(Items from an interface collection)
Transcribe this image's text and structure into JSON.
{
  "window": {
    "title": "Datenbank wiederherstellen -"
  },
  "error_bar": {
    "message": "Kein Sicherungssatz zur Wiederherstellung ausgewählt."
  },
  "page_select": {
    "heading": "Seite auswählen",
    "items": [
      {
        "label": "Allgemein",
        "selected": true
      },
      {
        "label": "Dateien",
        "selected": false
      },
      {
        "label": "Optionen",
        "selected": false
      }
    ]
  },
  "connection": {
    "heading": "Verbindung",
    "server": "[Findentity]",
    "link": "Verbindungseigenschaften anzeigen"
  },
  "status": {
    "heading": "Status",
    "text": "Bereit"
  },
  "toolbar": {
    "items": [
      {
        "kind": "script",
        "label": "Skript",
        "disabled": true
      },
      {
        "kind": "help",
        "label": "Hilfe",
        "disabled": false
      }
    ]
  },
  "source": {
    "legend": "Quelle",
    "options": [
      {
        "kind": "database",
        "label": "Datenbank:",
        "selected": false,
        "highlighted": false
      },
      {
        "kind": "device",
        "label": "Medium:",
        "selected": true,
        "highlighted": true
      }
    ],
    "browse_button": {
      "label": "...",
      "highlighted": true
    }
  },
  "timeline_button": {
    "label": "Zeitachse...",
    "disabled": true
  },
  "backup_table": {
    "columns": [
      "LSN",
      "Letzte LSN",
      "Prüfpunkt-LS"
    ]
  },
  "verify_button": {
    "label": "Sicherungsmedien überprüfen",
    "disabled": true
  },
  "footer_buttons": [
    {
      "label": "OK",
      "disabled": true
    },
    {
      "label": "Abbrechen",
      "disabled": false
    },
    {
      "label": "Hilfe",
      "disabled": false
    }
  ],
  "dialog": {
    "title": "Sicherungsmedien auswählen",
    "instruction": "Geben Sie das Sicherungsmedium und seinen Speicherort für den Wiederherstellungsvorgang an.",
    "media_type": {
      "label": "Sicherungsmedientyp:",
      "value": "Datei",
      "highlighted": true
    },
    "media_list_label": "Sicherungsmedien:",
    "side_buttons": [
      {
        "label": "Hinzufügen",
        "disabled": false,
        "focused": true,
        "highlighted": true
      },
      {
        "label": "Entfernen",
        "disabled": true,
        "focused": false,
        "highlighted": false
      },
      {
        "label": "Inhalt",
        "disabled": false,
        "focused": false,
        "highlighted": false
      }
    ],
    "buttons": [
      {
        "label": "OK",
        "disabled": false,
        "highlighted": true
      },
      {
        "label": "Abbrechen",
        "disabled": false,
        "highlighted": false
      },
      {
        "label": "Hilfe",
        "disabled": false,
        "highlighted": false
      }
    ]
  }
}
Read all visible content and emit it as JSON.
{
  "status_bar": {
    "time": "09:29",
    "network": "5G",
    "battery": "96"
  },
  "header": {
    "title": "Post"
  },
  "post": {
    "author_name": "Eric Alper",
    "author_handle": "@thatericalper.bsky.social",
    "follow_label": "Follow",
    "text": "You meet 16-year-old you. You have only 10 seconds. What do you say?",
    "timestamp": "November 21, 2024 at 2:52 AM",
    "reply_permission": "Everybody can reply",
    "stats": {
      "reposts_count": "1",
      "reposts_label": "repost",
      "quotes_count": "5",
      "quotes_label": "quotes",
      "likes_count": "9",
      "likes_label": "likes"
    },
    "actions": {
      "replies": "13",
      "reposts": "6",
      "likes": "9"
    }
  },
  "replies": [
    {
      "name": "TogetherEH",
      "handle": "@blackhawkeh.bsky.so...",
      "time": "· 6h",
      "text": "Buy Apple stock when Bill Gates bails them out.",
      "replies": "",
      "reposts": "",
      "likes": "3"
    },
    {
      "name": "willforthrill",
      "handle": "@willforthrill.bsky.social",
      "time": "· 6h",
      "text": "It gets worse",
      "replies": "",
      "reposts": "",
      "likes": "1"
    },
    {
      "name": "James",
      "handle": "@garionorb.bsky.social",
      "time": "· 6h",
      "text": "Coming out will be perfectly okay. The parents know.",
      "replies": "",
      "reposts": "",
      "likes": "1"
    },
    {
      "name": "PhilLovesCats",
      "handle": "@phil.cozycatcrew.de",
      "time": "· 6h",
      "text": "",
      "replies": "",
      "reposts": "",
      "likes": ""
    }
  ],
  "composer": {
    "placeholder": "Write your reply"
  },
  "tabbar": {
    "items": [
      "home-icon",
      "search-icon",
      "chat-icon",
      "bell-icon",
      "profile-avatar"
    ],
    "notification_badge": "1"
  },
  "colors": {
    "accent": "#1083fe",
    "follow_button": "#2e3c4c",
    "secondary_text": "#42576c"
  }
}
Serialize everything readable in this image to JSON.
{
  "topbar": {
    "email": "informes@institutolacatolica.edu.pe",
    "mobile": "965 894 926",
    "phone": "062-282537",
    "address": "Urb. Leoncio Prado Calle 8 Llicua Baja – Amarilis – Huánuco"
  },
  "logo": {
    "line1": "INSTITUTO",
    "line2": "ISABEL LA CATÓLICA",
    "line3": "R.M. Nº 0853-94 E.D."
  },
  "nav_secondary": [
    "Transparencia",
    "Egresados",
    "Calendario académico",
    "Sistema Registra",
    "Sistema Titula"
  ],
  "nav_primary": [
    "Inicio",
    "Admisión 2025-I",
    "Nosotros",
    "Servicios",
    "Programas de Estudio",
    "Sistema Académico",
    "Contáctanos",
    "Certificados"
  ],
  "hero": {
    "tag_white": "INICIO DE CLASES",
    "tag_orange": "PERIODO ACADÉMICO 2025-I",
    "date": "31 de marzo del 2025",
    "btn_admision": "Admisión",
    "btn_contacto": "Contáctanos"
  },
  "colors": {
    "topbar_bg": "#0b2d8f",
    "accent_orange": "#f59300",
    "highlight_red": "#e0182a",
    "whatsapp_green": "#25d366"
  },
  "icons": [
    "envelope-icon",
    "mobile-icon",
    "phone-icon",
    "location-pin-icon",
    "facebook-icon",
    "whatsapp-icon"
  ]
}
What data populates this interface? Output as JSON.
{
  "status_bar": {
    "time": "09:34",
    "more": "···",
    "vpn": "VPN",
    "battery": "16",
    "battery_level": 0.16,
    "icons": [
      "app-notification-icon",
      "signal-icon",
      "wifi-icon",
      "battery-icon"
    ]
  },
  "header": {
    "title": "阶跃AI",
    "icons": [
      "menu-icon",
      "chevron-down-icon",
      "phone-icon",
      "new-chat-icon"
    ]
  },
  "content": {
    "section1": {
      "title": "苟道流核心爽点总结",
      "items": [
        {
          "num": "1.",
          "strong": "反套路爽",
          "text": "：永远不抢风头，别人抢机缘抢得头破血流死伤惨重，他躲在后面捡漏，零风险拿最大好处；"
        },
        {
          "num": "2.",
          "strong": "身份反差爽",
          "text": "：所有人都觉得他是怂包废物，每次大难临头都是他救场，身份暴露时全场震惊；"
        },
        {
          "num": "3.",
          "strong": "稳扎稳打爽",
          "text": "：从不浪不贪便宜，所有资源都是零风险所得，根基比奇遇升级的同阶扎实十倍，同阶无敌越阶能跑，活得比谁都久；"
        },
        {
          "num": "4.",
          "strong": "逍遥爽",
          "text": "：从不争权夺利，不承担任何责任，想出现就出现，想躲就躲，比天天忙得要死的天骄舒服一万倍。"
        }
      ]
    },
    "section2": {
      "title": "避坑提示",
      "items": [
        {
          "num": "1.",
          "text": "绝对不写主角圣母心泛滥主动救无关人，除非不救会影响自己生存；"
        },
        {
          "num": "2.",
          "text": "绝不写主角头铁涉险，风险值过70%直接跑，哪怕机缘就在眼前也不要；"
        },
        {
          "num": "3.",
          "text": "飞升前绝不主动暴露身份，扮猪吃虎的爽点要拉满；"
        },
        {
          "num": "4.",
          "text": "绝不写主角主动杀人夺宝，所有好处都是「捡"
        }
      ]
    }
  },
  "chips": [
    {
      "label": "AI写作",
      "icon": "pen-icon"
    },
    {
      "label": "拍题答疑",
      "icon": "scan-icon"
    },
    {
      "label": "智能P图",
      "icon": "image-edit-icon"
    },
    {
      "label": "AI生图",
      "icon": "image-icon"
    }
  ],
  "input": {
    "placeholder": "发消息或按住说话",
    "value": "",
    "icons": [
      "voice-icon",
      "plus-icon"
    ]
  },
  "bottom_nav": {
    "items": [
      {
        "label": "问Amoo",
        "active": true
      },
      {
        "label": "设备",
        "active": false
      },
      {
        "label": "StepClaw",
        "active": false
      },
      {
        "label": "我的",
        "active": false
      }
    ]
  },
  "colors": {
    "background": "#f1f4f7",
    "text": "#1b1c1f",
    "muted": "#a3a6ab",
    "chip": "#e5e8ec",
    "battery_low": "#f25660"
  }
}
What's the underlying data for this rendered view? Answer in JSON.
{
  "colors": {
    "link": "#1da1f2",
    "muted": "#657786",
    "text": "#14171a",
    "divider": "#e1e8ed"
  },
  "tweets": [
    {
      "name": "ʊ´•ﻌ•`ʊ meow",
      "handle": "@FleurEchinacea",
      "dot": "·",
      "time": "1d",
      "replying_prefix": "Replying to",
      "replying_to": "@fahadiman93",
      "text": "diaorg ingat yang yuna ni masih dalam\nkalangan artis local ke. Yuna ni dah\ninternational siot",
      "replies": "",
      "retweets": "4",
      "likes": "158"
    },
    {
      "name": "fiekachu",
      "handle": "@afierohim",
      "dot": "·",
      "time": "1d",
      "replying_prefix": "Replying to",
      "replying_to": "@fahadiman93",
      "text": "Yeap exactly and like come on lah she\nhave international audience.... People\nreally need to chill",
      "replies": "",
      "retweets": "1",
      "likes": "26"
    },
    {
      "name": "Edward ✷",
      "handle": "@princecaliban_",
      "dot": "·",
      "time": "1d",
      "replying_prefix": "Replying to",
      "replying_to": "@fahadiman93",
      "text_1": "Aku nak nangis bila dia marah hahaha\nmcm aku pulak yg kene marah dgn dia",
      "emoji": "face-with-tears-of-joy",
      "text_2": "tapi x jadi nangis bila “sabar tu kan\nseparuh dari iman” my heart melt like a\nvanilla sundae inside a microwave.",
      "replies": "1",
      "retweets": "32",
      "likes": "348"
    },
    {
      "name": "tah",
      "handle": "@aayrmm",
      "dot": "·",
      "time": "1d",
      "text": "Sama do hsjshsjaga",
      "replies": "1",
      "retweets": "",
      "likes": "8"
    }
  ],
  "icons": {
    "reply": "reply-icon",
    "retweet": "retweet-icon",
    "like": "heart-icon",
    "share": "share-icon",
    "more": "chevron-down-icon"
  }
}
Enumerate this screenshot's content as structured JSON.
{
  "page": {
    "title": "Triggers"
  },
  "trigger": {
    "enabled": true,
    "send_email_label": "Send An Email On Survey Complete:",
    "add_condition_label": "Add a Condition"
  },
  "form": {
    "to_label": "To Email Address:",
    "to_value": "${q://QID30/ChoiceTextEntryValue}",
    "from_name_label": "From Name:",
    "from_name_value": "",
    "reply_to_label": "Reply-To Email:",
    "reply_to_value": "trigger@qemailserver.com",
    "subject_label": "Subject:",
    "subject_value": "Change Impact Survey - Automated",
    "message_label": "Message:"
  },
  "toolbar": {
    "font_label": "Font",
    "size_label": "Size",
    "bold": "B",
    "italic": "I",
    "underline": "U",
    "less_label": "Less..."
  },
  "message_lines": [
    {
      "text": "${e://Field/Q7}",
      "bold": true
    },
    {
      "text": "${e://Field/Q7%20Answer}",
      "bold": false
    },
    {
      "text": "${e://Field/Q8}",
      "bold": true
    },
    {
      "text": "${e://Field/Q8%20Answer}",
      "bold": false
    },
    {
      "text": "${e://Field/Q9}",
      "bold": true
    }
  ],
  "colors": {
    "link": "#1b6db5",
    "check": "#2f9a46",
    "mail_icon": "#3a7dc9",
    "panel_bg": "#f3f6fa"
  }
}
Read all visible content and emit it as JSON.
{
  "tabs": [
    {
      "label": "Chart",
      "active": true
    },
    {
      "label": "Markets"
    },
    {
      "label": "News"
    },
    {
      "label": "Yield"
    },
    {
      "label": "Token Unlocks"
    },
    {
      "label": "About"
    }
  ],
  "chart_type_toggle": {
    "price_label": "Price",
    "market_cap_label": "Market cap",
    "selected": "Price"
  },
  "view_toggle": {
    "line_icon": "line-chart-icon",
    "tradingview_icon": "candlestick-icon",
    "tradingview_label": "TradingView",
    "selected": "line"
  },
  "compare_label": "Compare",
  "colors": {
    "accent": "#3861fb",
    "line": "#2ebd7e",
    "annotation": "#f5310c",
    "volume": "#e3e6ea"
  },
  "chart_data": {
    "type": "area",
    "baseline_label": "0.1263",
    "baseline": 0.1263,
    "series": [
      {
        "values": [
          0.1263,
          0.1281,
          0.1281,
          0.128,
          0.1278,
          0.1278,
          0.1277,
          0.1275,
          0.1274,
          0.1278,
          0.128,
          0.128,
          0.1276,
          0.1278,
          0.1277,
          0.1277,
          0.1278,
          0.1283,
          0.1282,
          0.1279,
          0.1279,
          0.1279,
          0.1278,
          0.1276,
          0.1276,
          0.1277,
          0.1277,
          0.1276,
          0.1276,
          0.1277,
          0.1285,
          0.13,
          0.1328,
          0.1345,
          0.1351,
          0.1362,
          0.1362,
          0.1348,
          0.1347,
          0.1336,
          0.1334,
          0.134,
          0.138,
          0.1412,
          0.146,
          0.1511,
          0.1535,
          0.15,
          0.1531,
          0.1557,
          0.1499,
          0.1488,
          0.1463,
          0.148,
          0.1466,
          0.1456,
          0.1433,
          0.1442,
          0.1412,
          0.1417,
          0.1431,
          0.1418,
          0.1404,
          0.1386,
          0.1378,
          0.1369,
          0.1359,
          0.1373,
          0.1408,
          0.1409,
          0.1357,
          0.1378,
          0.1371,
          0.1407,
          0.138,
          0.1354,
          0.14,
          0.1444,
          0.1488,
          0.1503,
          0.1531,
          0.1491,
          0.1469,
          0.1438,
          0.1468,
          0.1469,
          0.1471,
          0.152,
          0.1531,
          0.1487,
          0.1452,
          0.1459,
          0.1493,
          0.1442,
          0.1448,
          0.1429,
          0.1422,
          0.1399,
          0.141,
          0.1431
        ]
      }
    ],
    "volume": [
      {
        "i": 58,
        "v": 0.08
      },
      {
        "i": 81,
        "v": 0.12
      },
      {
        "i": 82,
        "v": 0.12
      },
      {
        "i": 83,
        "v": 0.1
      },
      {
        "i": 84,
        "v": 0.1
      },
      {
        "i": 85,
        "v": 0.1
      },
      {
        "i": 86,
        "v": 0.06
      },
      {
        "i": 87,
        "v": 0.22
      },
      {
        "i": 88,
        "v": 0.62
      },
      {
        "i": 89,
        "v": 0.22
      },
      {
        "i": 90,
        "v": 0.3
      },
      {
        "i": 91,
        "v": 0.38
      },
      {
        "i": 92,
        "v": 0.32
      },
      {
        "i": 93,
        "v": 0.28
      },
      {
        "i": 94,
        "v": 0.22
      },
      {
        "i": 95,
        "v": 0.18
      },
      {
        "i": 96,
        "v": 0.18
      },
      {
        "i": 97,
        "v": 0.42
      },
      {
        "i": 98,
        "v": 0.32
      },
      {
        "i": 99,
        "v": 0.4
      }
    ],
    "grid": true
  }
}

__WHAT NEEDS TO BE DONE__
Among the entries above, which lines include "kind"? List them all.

__OUTPUT FOR THIS TASK__
        "kind": "script",
        "kind": "help",
        "kind": "database",
        "kind": "device",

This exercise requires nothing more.